→ Work request:
Each line of the listing that contains "false" should be found and copied.
[Source material — start]
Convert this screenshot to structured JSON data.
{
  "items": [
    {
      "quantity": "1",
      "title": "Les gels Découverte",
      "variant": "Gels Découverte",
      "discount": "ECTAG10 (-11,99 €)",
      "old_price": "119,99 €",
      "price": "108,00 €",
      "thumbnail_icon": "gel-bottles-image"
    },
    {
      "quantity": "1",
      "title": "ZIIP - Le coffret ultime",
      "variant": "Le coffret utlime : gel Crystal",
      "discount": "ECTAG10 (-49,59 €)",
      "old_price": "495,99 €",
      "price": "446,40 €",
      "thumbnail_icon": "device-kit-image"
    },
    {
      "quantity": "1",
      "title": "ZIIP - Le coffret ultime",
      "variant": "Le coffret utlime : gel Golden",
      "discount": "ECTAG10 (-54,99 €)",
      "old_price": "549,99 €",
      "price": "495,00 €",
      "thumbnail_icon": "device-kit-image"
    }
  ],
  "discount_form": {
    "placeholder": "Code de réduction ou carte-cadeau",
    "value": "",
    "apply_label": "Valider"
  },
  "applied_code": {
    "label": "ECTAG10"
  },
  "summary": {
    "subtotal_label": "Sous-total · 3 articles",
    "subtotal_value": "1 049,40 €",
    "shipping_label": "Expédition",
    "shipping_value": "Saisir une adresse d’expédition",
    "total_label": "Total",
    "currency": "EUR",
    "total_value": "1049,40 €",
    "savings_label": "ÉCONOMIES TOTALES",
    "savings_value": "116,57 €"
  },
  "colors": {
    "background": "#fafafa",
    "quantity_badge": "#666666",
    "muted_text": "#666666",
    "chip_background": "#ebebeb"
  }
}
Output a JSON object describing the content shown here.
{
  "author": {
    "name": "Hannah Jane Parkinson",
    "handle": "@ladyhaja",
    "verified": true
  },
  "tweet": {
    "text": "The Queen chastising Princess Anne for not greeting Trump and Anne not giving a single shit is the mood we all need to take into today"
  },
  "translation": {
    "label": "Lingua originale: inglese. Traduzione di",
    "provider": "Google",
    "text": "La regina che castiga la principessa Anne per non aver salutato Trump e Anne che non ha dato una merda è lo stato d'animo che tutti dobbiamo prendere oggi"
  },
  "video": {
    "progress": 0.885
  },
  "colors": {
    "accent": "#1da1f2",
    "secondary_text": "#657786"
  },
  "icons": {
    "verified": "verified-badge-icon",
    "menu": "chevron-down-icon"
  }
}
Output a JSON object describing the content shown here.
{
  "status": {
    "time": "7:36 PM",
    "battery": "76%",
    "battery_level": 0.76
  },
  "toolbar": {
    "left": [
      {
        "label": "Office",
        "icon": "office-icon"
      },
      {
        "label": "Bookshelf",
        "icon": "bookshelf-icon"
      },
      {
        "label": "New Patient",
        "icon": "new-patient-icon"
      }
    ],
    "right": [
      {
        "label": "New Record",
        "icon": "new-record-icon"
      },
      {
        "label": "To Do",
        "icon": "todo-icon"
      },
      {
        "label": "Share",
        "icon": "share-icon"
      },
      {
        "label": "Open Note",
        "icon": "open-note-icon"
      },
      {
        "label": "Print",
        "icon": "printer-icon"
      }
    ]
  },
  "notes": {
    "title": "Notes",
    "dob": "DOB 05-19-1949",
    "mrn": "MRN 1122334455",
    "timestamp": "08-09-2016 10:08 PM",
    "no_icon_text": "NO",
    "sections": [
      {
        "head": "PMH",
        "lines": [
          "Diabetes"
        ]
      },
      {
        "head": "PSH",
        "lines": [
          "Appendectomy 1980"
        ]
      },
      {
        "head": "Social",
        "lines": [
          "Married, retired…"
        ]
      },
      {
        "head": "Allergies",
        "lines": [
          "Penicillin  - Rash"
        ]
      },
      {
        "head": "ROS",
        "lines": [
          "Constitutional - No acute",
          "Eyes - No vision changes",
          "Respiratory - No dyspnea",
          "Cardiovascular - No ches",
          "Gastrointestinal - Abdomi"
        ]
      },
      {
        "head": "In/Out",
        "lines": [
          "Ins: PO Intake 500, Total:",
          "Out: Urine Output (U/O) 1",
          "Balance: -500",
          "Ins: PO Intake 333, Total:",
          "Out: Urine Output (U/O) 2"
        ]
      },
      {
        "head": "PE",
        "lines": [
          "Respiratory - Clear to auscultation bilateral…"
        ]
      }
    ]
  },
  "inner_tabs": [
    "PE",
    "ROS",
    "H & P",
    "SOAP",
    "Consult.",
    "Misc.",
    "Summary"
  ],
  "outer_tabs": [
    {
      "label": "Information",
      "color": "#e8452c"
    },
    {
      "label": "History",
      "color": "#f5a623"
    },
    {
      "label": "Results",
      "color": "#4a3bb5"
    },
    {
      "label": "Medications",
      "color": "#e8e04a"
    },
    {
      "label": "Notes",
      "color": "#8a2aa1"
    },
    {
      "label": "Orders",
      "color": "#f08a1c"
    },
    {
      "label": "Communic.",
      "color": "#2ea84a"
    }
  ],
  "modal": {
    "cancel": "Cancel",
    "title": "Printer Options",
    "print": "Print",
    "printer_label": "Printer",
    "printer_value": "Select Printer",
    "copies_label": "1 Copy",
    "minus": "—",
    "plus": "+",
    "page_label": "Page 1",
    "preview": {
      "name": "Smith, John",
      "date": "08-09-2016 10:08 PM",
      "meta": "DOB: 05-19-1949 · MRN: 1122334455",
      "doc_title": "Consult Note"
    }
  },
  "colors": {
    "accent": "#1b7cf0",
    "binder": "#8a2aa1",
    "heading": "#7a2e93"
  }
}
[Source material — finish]
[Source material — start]
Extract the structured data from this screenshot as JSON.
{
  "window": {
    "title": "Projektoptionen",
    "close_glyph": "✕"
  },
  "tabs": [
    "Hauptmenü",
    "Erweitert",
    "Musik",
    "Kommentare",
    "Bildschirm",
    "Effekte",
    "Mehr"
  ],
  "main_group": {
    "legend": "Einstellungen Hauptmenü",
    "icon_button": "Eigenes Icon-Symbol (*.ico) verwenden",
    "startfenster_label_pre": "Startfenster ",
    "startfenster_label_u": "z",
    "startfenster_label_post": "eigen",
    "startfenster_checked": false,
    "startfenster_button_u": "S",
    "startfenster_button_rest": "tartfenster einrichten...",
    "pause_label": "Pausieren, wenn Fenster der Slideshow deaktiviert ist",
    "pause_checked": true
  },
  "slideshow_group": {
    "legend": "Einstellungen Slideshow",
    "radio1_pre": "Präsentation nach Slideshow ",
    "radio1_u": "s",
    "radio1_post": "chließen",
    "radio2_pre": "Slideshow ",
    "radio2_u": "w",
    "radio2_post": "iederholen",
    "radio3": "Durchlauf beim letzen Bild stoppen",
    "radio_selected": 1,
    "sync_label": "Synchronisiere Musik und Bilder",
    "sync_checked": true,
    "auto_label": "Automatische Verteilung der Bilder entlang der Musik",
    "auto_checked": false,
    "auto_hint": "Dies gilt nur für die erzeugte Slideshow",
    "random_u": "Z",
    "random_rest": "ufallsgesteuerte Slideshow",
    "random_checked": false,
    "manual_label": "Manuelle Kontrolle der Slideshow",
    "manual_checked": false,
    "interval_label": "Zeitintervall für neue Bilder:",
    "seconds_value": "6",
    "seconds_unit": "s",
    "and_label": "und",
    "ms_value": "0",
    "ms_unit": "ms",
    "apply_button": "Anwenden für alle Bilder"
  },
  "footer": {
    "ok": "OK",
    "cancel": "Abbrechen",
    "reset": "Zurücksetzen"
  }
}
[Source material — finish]
→ Answer to this exercise:
    "startfenster_checked": false,
    "auto_checked": false,
    "random_checked": false,
    "manual_checked": false,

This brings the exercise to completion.